I read Seven Days every week, but I am usually far behind in the editions. The "Our Towns" one [December 5] took me much longer to read than most because I read every single article. I just finished and was thrilled with it. Thanks for doing it. It was eye-opening to me.
I grew up in Burlington and moved to Brookfield just over a year ago. Living in Burlington, for me, was like living in a bubble. I knew very little of the Vermont around me.
That is changing now, and this edition was a wonderful way to get to know all the towns around me better. I am passing the edition around to my neighbors. One just recently moved here from out of state. It is a great way to help her understand the special place we call Vermont. Thanks!
Statue to Genocide?
[Re Fair Game: "#vtpoli 2018," December 26]: So much attention paid to the goddess Ceres atop the golden dome in Montpelier ... and none to the nefarious characters beneath her feet. I am not, here, referring to legislators; I am referring to the two sculptures representing Ira and Ethan Allen displayed in full view for the world to see in the portico and on the side entrance.
We are always discovering ourselves as a people, and what we find out can make us change our thinking. We are in the process of uncovering some of the more disquieting behaviors and notions in our society, both historically and in our midst today, especially in the examination of our nation's history of racism.
In Vermont, that history began with the arrival of John Cabot and Samuel de Champlain and the genocide of indigenous populations. Ira and Ethan Allen used every means possible to eliminate Abenaki and claim their territory as their own to sell at will. Those means included murder, chemical warfare and lying to the Continental Congress that there were no Indians in Vermont. Today they are lauded as the founders of now-called Vermont with a place of honor, the only ones in front of our Statehouse.
These images of genocide and racism need to be removed to the interior of the building or another more appropriate site with proper and accurate interpretive labels that illuminate their role in our history of oppressing indigenous people.
Dear friends at Seven Days, and you are my friends, dear and old: I can only wish you all well during this time of grieving the loss of Matt Thorsen [Stuck in Vermont: "Matthew Thorsen & Diane Sullivan, Thorever," January 10; "Thorever and Ever," January 9; Live Culture: "Seven Days Photographer Matthew Thorsen Dies at 51," January 2; Stuck in Vermont: "Photographer Matthew Thorsen Gets the Last Word," October 4].
Expected as it was, inevitable as it will be for all of us one day, death is not easy to accept, understand or rationalize. I think it's because, deep down, you want to know where the person went as much as why. It is almost impossible to deal with as one gets older and the number of passings increases.
Recently, I found myself in search of ways to grieve. I sought the help of the church after the death of my dearest friend. After a long conversation, filled with memories and tears, the minister pointed out that I was doing exactly what I should be doing: grieving. "Grieving is remembering, getting angry and embracing the immense sadness," he said. "Don't fight it. Remember the good and the bad, so you remember the whole person."

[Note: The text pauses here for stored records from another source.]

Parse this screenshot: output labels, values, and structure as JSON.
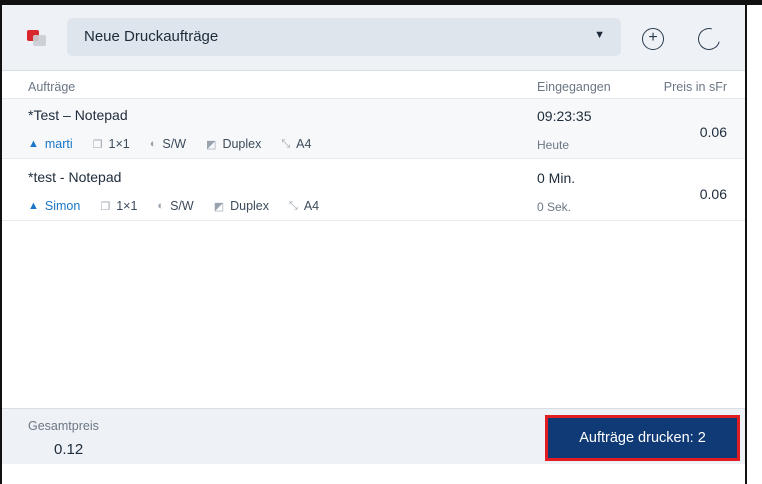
{
  "header": {
    "queue_select_value": "Neue Druckaufträge",
    "add_icon": "plus-circle-icon",
    "refresh_icon": "refresh-icon"
  },
  "table": {
    "columns": {
      "jobs": "Aufträge",
      "received": "Eingegangen",
      "price": "Preis in sFr"
    },
    "rows": [
      {
        "name": "*Test – Notepad",
        "user": "marti",
        "pages": "1×1",
        "color": "S/W",
        "duplex": "Duplex",
        "format": "A4",
        "time": "09:23:35",
        "day": "Heute",
        "price": "0.06"
      },
      {
        "name": "*test - Notepad",
        "user": "Simon",
        "pages": "1×1",
        "color": "S/W",
        "duplex": "Duplex",
        "format": "A4",
        "time": "0 Min.",
        "day": "0 Sek.",
        "price": "0.06"
      }
    ]
  },
  "footer": {
    "total_label": "Gesamtpreis",
    "total_value": "0.12",
    "print_button_label": "Aufträge drucken: 2"
  },
  "colors": {
    "accent": "#0f3a75",
    "highlight_border": "#e01d20",
    "user_link": "#1976c8"
  }
}
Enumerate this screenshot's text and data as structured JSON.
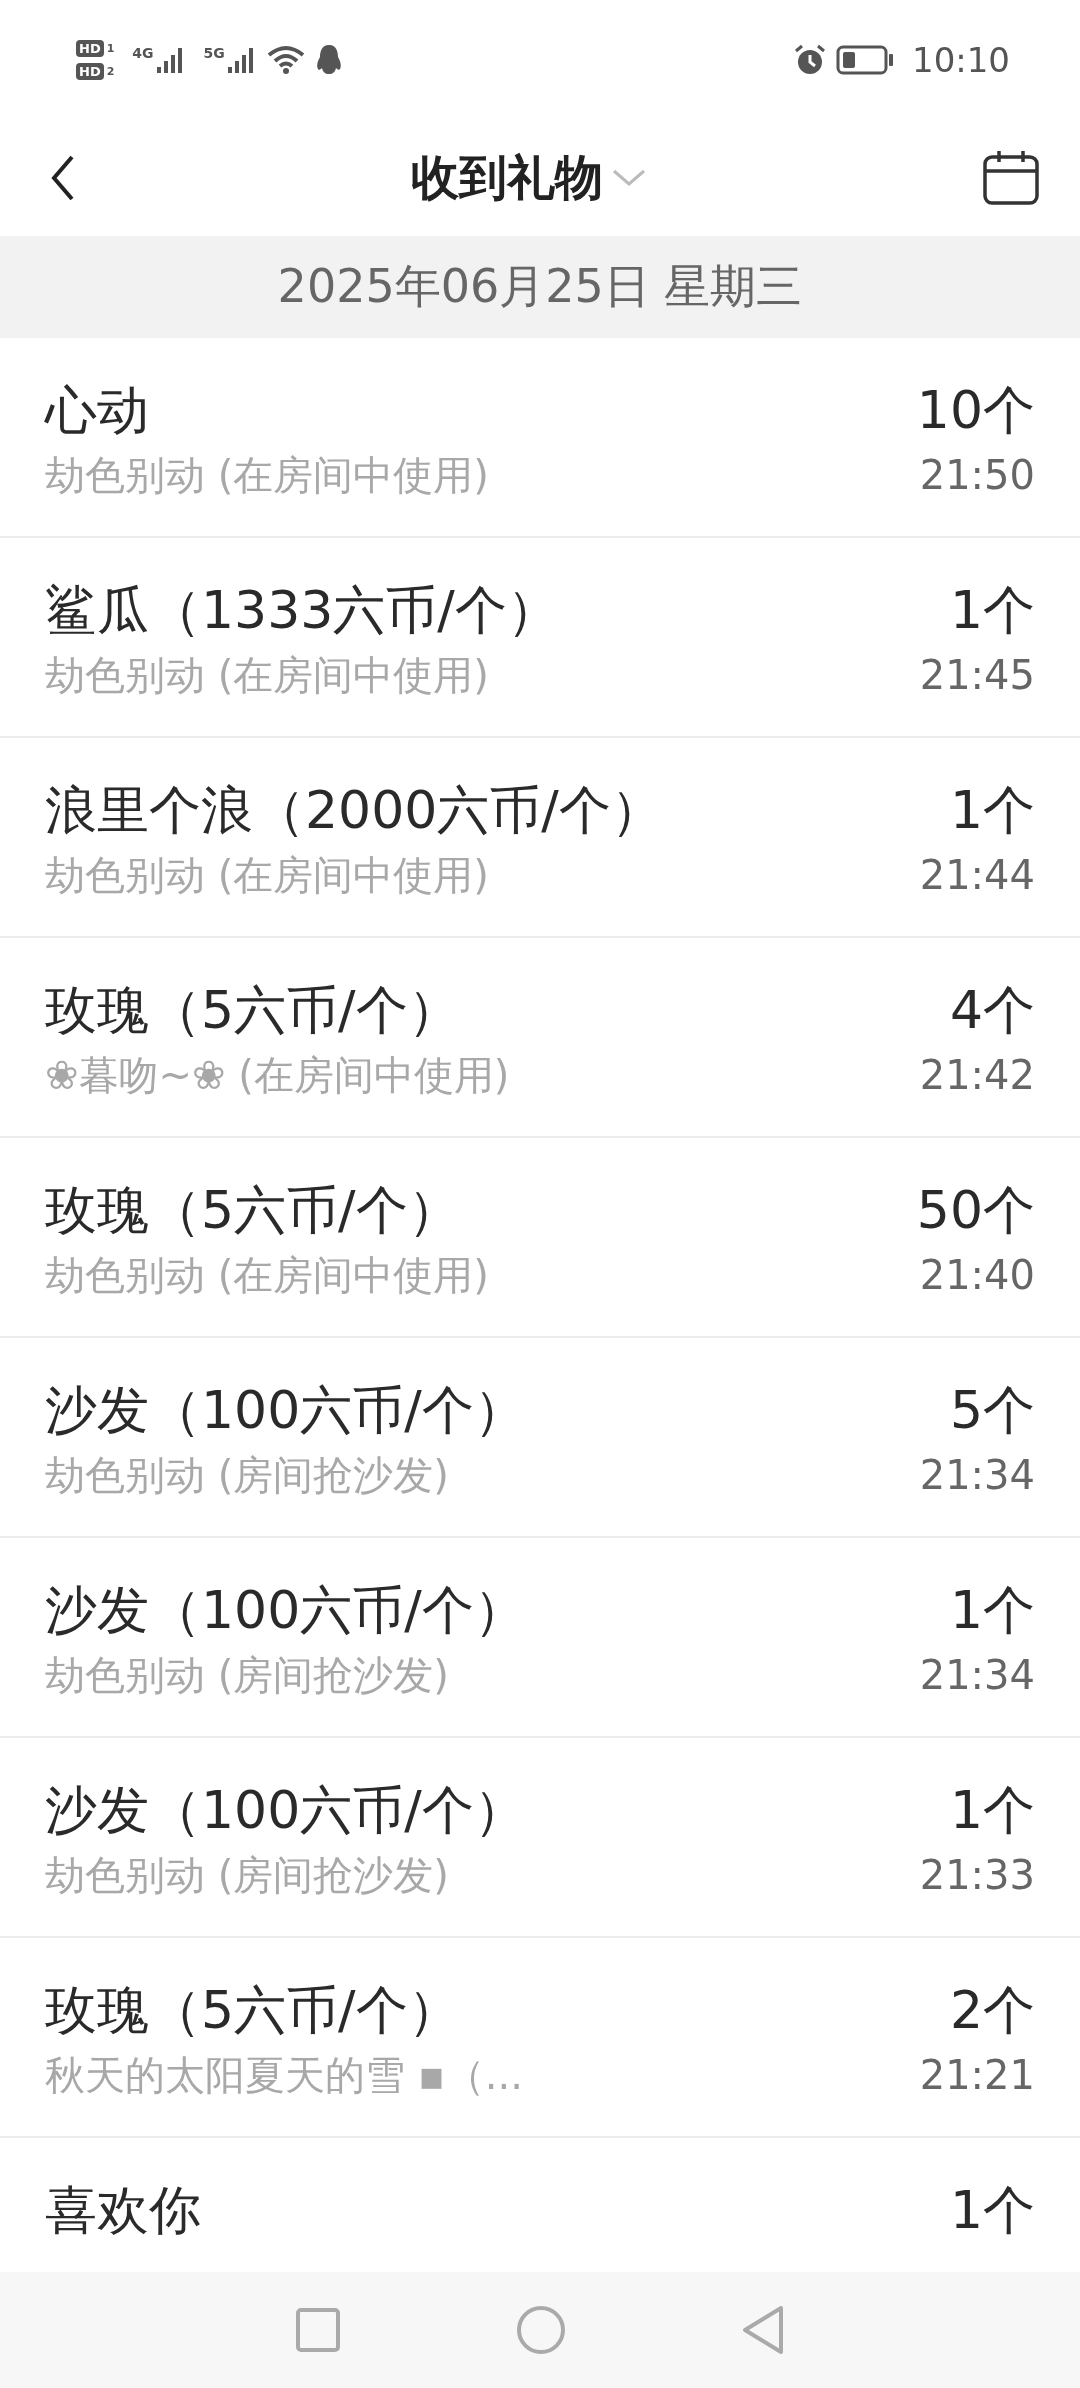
{
  "status_bar": {
    "sims": [
      {
        "badge": "HD",
        "slot": "1"
      },
      {
        "badge": "HD",
        "slot": "2"
      }
    ],
    "networks": [
      "4G",
      "5G"
    ],
    "time": "10:10"
  },
  "header": {
    "title": "收到礼物"
  },
  "date": "2025年06月25日 星期三",
  "gifts": [
    {
      "name": "心动",
      "source": "劫色别动 (在房间中使用)",
      "count": "10个",
      "time": "21:50"
    },
    {
      "name": "鲨瓜（1333六币/个）",
      "source": "劫色别动 (在房间中使用)",
      "count": "1个",
      "time": "21:45"
    },
    {
      "name": "浪里个浪（2000六币/个）",
      "source": "劫色别动 (在房间中使用)",
      "count": "1个",
      "time": "21:44"
    },
    {
      "name": "玫瑰（5六币/个）",
      "source": "❀暮吻~❀ (在房间中使用)",
      "count": "4个",
      "time": "21:42"
    },
    {
      "name": "玫瑰（5六币/个）",
      "source": "劫色别动 (在房间中使用)",
      "count": "50个",
      "time": "21:40"
    },
    {
      "name": "沙发（100六币/个）",
      "source": "劫色别动 (房间抢沙发)",
      "count": "5个",
      "time": "21:34"
    },
    {
      "name": "沙发（100六币/个）",
      "source": "劫色别动 (房间抢沙发)",
      "count": "1个",
      "time": "21:34"
    },
    {
      "name": "沙发（100六币/个）",
      "source": "劫色别动 (房间抢沙发)",
      "count": "1个",
      "time": "21:33"
    },
    {
      "name": "玫瑰（5六币/个）",
      "source": "秋天的太阳夏天的雪 ▪（...",
      "count": "2个",
      "time": "21:21"
    },
    {
      "name": "喜欢你",
      "count": "1个"
    }
  ]
}
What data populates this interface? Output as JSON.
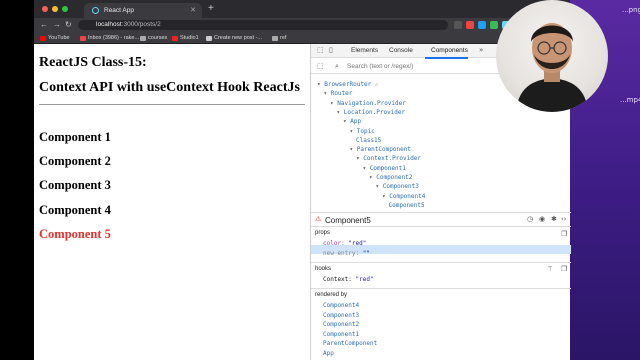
{
  "browser": {
    "tab_title": "React App",
    "url_host": "localhost",
    "url_path": ":3000/posts/2",
    "bookmarks": [
      "YouTube",
      "Inbox (3986) - rake...",
      "courses",
      "Studio1",
      "Create new post -...",
      "ref"
    ]
  },
  "desktop": {
    "label_top": "...png",
    "label_mid": "...mp4"
  },
  "page": {
    "title": "ReactJS Class-15:",
    "subtitle": "Context API with useContext Hook ReactJs",
    "components": [
      "Component 1",
      "Component 2",
      "Component 3",
      "Component 4",
      "Component 5"
    ],
    "active_color": "#e0322f"
  },
  "devtools": {
    "tabs": [
      "Elements",
      "Console",
      "Components"
    ],
    "more_tabs_icon": "chevron-right-double-icon",
    "search_placeholder": "Search (text or /regex/)",
    "tree": [
      {
        "label": "BrowserRouter",
        "depth": 0,
        "warn": "⚠"
      },
      {
        "label": "Router",
        "depth": 1
      },
      {
        "label": "Navigation.Provider",
        "depth": 2
      },
      {
        "label": "Location.Provider",
        "depth": 3
      },
      {
        "label": "App",
        "depth": 4
      },
      {
        "label": "Topic",
        "depth": 5
      },
      {
        "label": "Class15",
        "depth": 6
      },
      {
        "label": "ParentComponent",
        "depth": 5
      },
      {
        "label": "Context.Provider",
        "depth": 6
      },
      {
        "label": "Component1",
        "depth": 7
      },
      {
        "label": "Component2",
        "depth": 8
      },
      {
        "label": "Component3",
        "depth": 9
      },
      {
        "label": "Component4",
        "depth": 10
      },
      {
        "label": "Component5",
        "depth": 11
      }
    ],
    "selected_component": "Component5",
    "props_label": "props",
    "props": [
      {
        "key": "color",
        "value": "\"red\""
      },
      {
        "key": "new entry",
        "value": "\"\""
      }
    ],
    "hooks_label": "hooks",
    "hooks": [
      {
        "key": "Context",
        "value": "\"red\""
      }
    ],
    "rendered_by_label": "rendered by",
    "rendered_by": [
      "Component4",
      "Component3",
      "Component2",
      "Component1",
      "ParentComponent",
      "App",
      "createRoot()"
    ]
  }
}
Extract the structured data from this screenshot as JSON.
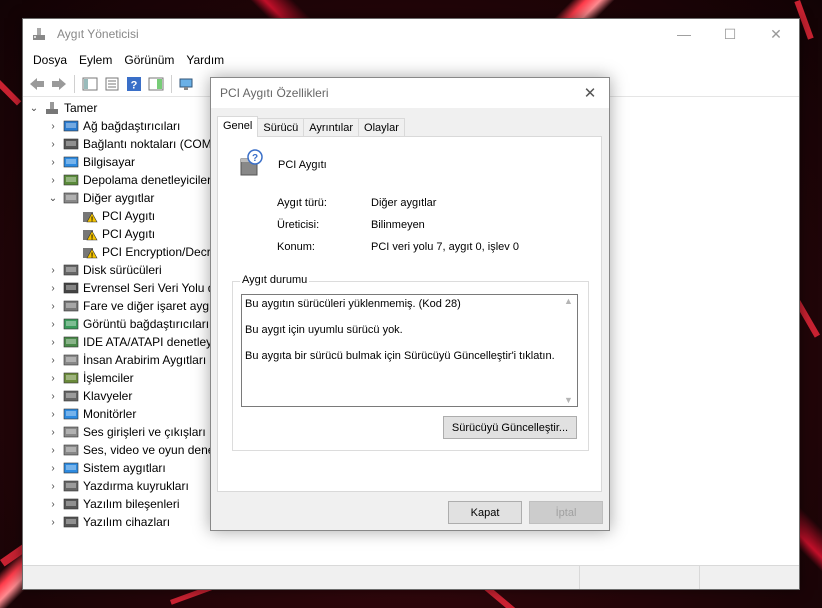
{
  "main_window": {
    "title": "Aygıt Yöneticisi",
    "controls": {
      "minimize": "—",
      "maximize": "☐",
      "close": "✕"
    }
  },
  "menu": [
    "Dosya",
    "Eylem",
    "Görünüm",
    "Yardım"
  ],
  "tree": {
    "root": "Tamer",
    "items": [
      {
        "label": "Ağ bağdaştırıcıları",
        "icon": "network-adapter-icon",
        "expanded": false
      },
      {
        "label": "Bağlantı noktaları (COM",
        "icon": "port-icon",
        "expanded": false
      },
      {
        "label": "Bilgisayar",
        "icon": "computer-icon",
        "expanded": false
      },
      {
        "label": "Depolama denetleyiciler",
        "icon": "storage-controller-icon",
        "expanded": false
      },
      {
        "label": "Diğer aygıtlar",
        "icon": "unknown-device-icon",
        "expanded": true,
        "children": [
          "PCI Aygıtı",
          "PCI Aygıtı",
          "PCI Encryption/Decr"
        ]
      },
      {
        "label": "Disk sürücüleri",
        "icon": "disk-drive-icon",
        "expanded": false
      },
      {
        "label": "Evrensel Seri Veri Yolu de",
        "icon": "usb-icon",
        "expanded": false
      },
      {
        "label": "Fare ve diğer işaret aygıt",
        "icon": "mouse-icon",
        "expanded": false
      },
      {
        "label": "Görüntü bağdaştırıcıları",
        "icon": "display-adapter-icon",
        "expanded": false
      },
      {
        "label": "IDE ATA/ATAPI denetleyi",
        "icon": "ide-controller-icon",
        "expanded": false
      },
      {
        "label": "İnsan Arabirim Aygıtları",
        "icon": "hid-icon",
        "expanded": false
      },
      {
        "label": "İşlemciler",
        "icon": "processor-icon",
        "expanded": false
      },
      {
        "label": "Klavyeler",
        "icon": "keyboard-icon",
        "expanded": false
      },
      {
        "label": "Monitörler",
        "icon": "monitor-icon",
        "expanded": false
      },
      {
        "label": "Ses girişleri ve çıkışları",
        "icon": "speaker-icon",
        "expanded": false
      },
      {
        "label": "Ses, video ve oyun dene",
        "icon": "sound-icon",
        "expanded": false
      },
      {
        "label": "Sistem aygıtları",
        "icon": "system-device-icon",
        "expanded": false
      },
      {
        "label": "Yazdırma kuyrukları",
        "icon": "printer-icon",
        "expanded": false
      },
      {
        "label": "Yazılım bileşenleri",
        "icon": "software-component-icon",
        "expanded": false
      },
      {
        "label": "Yazılım cihazları",
        "icon": "software-device-icon",
        "expanded": false
      }
    ]
  },
  "dialog": {
    "title": "PCI Aygıtı Özellikleri",
    "close": "✕",
    "tabs": [
      "Genel",
      "Sürücü",
      "Ayrıntılar",
      "Olaylar"
    ],
    "active_tab": "Genel",
    "device_name": "PCI Aygıtı",
    "properties": [
      {
        "label": "Aygıt türü:",
        "value": "Diğer aygıtlar"
      },
      {
        "label": "Üreticisi:",
        "value": "Bilinmeyen"
      },
      {
        "label": "Konum:",
        "value": "PCI veri yolu 7, aygıt 0, işlev 0"
      }
    ],
    "status_group_label": "Aygıt durumu",
    "status_lines": [
      "Bu aygıtın sürücüleri yüklenmemiş. (Kod 28)",
      "Bu aygıt için uyumlu sürücü yok.",
      "Bu aygıta bir sürücü bulmak için Sürücüyü Güncelleştir'i tıklatın."
    ],
    "update_driver_button": "Sürücüyü Güncelleştir...",
    "ok_button": "Kapat",
    "cancel_button": "İptal"
  },
  "colors": {
    "accent_red": "#e8283a",
    "dialog_bg": "#f0f0f0",
    "warning_yellow": "#f5c400"
  }
}
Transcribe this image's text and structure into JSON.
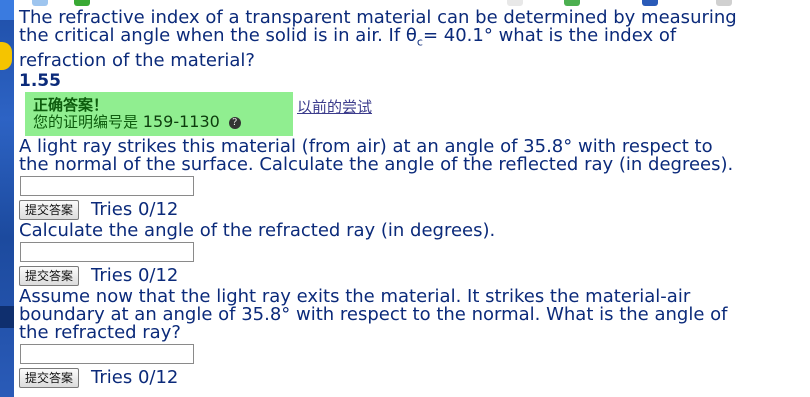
{
  "question1": {
    "line1": "The refractive index of a transparent material can be determined by measuring",
    "line2_part1": "the critical angle when the solid is in air. If θ",
    "line2_sub": "c",
    "line2_part2": "= 40.1° what is the index of",
    "line3": "refraction of the material?",
    "answer": "1.55"
  },
  "correct_panel": {
    "title": "正确答案！",
    "proof_label": "您的证明编号是",
    "proof_number": "159-1130",
    "help_icon_glyph": "?",
    "prev_attempts_link": "以前的尝试"
  },
  "question2": {
    "line1": "A light ray strikes this material (from air) at an angle of 35.8° with respect to",
    "line2": "the normal of the surface. Calculate the angle of the reflected ray (in degrees).",
    "submit_label": "提交答案",
    "tries": "Tries 0/12",
    "input_value": ""
  },
  "question3": {
    "line1": "Calculate the angle of the refracted ray (in degrees).",
    "submit_label": "提交答案",
    "tries": "Tries 0/12",
    "input_value": ""
  },
  "question4": {
    "line1": "Assume now that the light ray exits the material. It strikes the material-air",
    "line2": "boundary at an angle of 35.8° with respect to the normal. What is the angle of",
    "line3": "the refracted ray?",
    "submit_label": "提交答案",
    "tries": "Tries 0/12",
    "input_value": ""
  },
  "colors": {
    "text": "#0b2a7a",
    "correct_bg": "#90ee90",
    "correct_text": "#0d5c0d"
  }
}
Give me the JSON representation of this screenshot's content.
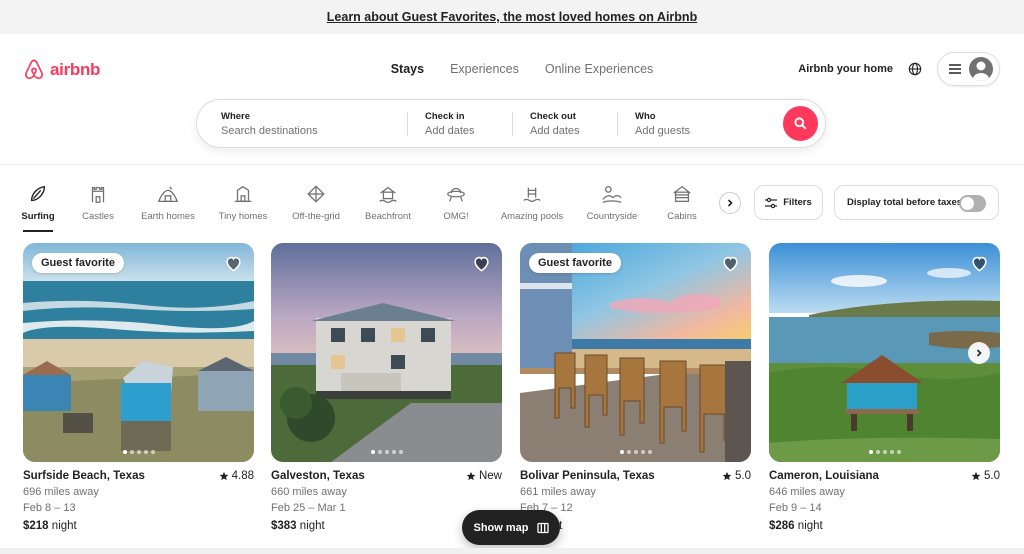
{
  "banner": {
    "text": "Learn about Guest Favorites, the most loved homes on Airbnb"
  },
  "header": {
    "logo_text": "airbnb",
    "brand_color": "#ff385c",
    "nav": [
      {
        "label": "Stays",
        "active": true
      },
      {
        "label": "Experiences",
        "active": false
      },
      {
        "label": "Online Experiences",
        "active": false
      }
    ],
    "host_link": "Airbnb your home",
    "icons": {
      "globe": "globe-icon",
      "menu": "hamburger-icon",
      "avatar": "user-avatar-icon"
    }
  },
  "search": {
    "where": {
      "label": "Where",
      "placeholder": "Search destinations"
    },
    "check_in": {
      "label": "Check in",
      "placeholder": "Add dates"
    },
    "check_out": {
      "label": "Check out",
      "placeholder": "Add dates"
    },
    "who": {
      "label": "Who",
      "placeholder": "Add guests"
    }
  },
  "categories": {
    "items": [
      {
        "label": "Surfing",
        "icon": "surfboard-icon",
        "active": true
      },
      {
        "label": "Castles",
        "icon": "castle-icon",
        "active": false
      },
      {
        "label": "Earth homes",
        "icon": "earth-home-icon",
        "active": false
      },
      {
        "label": "Tiny homes",
        "icon": "tiny-home-icon",
        "active": false
      },
      {
        "label": "Off-the-grid",
        "icon": "off-grid-icon",
        "active": false
      },
      {
        "label": "Beachfront",
        "icon": "beachfront-icon",
        "active": false
      },
      {
        "label": "OMG!",
        "icon": "ufo-icon",
        "active": false
      },
      {
        "label": "Amazing pools",
        "icon": "pool-icon",
        "active": false
      },
      {
        "label": "Countryside",
        "icon": "countryside-icon",
        "active": false
      },
      {
        "label": "Cabins",
        "icon": "cabin-icon",
        "active": false
      }
    ],
    "filters_label": "Filters",
    "tax_toggle_label": "Display total before taxes"
  },
  "listings": [
    {
      "badge": "Guest favorite",
      "title": "Surfside Beach, Texas",
      "rating": "4.88",
      "distance": "696 miles away",
      "dates": "Feb 8 – 13",
      "price": "$218",
      "price_unit": "night"
    },
    {
      "badge": "",
      "title": "Galveston, Texas",
      "rating": "New",
      "distance": "660 miles away",
      "dates": "Feb 25 – Mar 1",
      "price": "$383",
      "price_unit": "night"
    },
    {
      "badge": "Guest favorite",
      "title": "Bolivar Peninsula, Texas",
      "rating": "5.0",
      "distance": "661 miles away",
      "dates": "Feb 7 – 12",
      "price": "$--",
      "price_unit": "night"
    },
    {
      "badge": "",
      "title": "Cameron, Louisiana",
      "rating": "5.0",
      "distance": "646 miles away",
      "dates": "Feb 9 – 14",
      "price": "$286",
      "price_unit": "night"
    }
  ],
  "show_map": {
    "label": "Show map"
  }
}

As I left his office, still uncertain about how I felt inside, he called out and, instead of "Goodbye," hollered, "Good grief!"
Bernie Is Sensitive Enough
John Walters' Fair Game column "Berned Bridges?" [January 9] is crap and underestimates the discernment of your readership.
Sen. Bernie Sanders' (I-Vt.) responses to accusations of failed responsibility in regard to gender sensitivity, which Walters mines shamelessly as editorial fodder, reflect qualities which have served Bernie well over many decades, and which inspire myself and others to continue supporting him unequivocally. His remarks are candid, honest and devoid of PC blab, which most of such rhetoric is couched in, including yours.
Get with it — get off the current PC bandwagon and think of something more valuable to contribute to the discussion than another whining complaint against a (white) man (!!) doing good work, whose staff may not yet have ascended the heights of sensitivity around gender issues we ourselves search for in this moment.
The Other Side of Chelsea
[Re "As Goes Chelsea...," December 5]: I'm sure you were attempting to convey a frustration that you thought must accompany residents of this town because they live in a small community lacking the amenities of some neighboring towns and cities. But I find that this article is missing the big sense of community that I see in Chelsea all the time. Just one example I can think of: The chili cook-off hosted by the Friends of the Library last summer drew more than 100 people and contained a wonderful display of love for the community. A local man won a raffle, and he donated all the money, over $100, back to the library!
While this community is certainly upset about the loss of its high school, it was facing a choice — like many towns in Vermont — due to an aging population and a lack of students. And that picture of the kids — I'm sure it illustrated your point well of how sad the kids are that their high school student friends are gone, but I can't believe that throughout the halls of the Chelsea school, you encountered wave after wave and classroom after classroom of sad children.
In short, I think it's unfair of you to lampoon Chelsea in this way when so many towns in Vermont are trying their hardest to solve this exact problem. To me, Chelsea residents seem to do it with a pretty good sense of community, something this article does not show.